What the task requires
From the records that follow, copy every line that contains the word "Windows".

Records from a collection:
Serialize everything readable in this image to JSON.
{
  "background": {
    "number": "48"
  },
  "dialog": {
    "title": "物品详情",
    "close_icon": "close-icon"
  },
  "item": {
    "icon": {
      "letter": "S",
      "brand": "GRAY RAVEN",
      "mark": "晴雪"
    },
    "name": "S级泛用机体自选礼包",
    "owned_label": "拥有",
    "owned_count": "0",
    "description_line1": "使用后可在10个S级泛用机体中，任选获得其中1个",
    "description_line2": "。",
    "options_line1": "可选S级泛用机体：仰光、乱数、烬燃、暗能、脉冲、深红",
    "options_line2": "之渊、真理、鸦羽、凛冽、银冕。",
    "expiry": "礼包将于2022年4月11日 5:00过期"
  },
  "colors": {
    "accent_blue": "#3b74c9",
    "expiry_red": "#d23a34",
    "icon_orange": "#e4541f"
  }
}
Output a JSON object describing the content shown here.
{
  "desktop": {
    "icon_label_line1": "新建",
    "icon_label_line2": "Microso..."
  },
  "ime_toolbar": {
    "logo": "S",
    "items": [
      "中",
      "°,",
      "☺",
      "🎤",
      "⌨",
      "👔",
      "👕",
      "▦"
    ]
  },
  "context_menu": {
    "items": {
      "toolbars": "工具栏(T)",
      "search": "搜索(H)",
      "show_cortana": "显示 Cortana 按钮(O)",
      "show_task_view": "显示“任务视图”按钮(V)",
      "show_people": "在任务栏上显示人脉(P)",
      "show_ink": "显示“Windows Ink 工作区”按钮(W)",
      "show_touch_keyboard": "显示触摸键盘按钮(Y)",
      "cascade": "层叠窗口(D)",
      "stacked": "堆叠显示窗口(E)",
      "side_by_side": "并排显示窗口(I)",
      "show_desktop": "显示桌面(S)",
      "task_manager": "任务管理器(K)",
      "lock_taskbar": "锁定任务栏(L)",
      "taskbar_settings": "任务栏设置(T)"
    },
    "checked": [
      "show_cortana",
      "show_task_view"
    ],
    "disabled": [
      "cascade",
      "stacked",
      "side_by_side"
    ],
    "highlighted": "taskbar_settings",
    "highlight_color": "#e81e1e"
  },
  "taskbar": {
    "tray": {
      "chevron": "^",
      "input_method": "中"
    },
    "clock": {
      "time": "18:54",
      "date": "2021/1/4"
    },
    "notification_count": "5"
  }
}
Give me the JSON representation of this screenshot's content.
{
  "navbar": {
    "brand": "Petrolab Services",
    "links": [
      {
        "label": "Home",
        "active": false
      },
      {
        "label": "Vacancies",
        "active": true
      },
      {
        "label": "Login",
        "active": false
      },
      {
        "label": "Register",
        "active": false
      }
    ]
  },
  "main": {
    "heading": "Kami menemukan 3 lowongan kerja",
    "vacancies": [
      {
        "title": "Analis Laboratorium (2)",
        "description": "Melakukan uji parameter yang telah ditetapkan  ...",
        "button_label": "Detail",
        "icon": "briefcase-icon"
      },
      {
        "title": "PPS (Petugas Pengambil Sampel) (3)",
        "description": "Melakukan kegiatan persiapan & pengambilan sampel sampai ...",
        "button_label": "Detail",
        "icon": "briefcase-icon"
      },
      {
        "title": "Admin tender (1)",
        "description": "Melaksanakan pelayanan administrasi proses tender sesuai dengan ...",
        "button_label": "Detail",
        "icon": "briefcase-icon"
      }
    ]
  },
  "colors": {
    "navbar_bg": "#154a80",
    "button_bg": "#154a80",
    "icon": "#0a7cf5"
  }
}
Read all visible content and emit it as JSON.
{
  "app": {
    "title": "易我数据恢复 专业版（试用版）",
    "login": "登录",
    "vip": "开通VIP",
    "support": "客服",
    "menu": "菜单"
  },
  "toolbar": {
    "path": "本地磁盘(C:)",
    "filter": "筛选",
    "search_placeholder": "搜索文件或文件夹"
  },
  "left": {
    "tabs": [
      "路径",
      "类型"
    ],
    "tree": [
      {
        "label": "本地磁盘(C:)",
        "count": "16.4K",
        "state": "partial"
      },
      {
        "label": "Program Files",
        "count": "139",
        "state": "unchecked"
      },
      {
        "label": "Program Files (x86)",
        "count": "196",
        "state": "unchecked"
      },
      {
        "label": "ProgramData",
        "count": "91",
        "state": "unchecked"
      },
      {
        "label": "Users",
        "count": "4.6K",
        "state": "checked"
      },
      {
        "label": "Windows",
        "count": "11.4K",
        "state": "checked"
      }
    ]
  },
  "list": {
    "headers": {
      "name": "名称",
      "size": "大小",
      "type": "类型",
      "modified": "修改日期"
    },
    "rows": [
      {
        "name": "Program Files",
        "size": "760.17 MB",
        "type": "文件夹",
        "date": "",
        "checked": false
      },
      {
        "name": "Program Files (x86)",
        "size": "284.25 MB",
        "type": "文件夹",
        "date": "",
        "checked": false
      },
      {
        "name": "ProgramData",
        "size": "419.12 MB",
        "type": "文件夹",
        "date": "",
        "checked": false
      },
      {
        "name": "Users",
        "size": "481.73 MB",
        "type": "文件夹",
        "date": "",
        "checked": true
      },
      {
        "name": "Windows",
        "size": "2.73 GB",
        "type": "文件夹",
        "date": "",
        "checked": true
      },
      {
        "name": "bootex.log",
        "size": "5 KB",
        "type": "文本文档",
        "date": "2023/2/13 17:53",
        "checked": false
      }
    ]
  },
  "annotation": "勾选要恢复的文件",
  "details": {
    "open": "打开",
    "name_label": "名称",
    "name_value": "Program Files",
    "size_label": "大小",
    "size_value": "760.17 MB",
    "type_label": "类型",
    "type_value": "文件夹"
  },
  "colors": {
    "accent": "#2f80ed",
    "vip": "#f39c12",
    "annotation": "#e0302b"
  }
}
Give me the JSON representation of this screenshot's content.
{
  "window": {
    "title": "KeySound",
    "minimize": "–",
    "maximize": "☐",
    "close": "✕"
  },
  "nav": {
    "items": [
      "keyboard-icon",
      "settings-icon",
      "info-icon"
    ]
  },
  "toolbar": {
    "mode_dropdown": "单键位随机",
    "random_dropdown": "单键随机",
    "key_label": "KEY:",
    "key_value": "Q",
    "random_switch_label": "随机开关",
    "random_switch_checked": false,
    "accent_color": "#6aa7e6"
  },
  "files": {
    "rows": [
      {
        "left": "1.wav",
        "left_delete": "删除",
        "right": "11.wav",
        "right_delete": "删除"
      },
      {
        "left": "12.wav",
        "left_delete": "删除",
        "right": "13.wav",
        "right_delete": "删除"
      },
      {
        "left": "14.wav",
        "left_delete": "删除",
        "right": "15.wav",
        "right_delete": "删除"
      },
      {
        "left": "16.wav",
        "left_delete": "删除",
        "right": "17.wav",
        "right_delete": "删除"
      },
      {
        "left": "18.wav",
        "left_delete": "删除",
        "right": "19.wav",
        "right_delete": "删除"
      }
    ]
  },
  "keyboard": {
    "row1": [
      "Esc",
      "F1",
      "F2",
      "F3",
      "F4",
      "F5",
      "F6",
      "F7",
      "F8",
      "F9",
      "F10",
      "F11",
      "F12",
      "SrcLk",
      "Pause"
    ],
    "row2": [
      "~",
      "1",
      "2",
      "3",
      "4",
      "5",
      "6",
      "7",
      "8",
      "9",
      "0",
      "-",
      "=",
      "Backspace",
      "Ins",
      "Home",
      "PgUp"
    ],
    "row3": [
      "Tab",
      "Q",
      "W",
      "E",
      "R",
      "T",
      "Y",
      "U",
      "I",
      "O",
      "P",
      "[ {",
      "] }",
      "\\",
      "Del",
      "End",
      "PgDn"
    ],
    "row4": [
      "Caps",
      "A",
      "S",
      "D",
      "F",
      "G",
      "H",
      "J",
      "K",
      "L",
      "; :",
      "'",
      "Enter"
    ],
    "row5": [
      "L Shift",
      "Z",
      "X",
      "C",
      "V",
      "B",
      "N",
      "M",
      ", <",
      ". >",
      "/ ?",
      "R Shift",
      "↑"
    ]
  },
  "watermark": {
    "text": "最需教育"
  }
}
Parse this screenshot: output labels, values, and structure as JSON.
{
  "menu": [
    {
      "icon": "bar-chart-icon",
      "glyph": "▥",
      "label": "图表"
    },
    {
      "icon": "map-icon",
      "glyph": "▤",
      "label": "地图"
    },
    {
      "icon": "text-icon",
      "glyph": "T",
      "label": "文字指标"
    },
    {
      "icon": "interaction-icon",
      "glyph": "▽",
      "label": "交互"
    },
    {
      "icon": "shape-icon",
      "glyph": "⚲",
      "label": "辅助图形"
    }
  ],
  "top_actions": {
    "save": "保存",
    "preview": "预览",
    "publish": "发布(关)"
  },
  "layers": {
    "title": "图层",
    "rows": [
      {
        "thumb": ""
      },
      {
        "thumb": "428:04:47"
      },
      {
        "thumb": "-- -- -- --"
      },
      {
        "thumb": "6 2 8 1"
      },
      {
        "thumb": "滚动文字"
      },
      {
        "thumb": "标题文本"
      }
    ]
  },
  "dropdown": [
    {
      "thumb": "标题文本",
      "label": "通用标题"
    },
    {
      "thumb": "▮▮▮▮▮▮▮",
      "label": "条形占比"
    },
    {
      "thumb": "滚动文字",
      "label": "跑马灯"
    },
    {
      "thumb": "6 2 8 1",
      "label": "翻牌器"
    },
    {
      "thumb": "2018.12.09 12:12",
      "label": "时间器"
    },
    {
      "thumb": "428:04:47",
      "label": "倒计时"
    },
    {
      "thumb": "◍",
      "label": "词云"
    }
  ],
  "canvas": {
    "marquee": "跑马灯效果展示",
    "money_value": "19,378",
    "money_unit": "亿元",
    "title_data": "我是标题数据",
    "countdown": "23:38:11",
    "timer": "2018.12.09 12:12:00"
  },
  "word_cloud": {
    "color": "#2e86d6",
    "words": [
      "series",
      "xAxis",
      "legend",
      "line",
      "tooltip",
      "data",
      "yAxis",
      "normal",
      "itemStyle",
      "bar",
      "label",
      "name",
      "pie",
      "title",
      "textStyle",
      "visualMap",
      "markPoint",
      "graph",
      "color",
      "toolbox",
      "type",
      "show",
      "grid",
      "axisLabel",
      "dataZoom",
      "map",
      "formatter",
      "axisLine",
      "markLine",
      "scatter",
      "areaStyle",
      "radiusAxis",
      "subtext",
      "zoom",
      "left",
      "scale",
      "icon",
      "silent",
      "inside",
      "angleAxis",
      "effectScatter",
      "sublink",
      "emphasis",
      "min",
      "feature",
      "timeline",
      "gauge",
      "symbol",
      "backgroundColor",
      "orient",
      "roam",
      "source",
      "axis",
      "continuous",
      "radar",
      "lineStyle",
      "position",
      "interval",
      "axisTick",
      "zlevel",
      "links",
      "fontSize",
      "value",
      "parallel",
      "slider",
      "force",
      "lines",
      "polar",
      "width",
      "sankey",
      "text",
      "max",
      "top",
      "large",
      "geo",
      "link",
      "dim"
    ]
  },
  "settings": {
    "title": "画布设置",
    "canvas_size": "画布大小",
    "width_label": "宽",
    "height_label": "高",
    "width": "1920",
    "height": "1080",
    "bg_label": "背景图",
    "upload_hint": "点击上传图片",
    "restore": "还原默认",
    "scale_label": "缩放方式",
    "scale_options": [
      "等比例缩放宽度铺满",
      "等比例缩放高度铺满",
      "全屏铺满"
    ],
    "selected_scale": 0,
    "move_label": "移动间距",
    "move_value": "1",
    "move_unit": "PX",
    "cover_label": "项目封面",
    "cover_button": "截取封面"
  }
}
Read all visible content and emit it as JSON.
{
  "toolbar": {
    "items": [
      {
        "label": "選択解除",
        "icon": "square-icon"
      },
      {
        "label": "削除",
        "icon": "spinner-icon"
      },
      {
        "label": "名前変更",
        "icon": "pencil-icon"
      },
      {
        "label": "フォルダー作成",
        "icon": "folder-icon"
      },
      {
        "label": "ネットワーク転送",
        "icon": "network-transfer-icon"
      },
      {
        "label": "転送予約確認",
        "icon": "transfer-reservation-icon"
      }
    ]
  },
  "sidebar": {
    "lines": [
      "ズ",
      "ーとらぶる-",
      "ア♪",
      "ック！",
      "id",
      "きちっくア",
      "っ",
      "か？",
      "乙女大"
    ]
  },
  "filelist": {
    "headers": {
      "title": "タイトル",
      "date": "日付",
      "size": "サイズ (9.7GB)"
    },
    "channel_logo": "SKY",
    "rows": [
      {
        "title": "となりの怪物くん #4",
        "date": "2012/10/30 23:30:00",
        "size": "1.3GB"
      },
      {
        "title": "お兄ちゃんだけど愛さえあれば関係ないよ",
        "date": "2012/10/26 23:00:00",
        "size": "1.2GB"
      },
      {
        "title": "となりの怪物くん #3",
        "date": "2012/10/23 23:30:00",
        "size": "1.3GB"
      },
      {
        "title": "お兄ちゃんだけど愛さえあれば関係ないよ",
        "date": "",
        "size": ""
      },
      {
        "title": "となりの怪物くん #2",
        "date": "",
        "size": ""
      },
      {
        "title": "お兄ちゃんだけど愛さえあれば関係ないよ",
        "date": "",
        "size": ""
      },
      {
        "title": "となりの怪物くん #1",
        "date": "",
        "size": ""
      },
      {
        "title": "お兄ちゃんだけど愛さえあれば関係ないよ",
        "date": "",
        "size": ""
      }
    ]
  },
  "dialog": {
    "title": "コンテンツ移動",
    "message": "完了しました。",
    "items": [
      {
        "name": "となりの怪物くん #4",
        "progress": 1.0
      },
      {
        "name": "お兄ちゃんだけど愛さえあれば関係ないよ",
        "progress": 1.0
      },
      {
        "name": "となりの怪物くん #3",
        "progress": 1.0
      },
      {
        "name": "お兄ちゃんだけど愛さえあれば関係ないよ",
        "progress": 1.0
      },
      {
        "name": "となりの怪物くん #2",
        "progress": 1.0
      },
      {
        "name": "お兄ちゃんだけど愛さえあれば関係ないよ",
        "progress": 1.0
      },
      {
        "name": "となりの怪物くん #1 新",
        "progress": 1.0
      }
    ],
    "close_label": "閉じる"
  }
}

Finished exercise
      "show_ink": "显示“Windows Ink 工作区”按钮(W)",
        "label": "Windows",
        "name": "Windows",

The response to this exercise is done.